» EXERCISE DIRECTIONS
Every line of the following records that includes "label" should be copied.

[Dataset rows describing interfaces]

···

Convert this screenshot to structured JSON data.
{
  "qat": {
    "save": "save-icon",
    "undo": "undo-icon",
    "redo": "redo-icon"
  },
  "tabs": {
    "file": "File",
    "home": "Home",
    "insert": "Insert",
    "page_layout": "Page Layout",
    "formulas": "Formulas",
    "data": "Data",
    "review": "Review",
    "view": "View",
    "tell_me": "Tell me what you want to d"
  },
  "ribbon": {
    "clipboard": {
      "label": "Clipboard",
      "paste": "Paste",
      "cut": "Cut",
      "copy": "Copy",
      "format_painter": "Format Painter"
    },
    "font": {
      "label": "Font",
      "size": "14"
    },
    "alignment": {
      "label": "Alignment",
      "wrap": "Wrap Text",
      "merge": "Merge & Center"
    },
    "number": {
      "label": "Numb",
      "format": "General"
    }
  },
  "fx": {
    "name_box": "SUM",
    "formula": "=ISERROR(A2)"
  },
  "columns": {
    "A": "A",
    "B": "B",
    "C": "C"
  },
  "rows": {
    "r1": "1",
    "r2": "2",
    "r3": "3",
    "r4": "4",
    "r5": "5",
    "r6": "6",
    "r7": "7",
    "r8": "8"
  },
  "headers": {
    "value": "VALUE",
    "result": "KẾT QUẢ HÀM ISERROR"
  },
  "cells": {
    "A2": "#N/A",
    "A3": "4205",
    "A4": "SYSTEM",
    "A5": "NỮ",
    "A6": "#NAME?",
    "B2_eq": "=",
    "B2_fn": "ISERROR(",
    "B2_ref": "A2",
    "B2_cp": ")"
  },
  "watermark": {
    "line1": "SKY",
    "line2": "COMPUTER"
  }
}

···

» ANSWER FOR THE TASK
      "label": "Clipboard",
      "label": "Font",
      "label": "Alignment",
      "label": "Numb",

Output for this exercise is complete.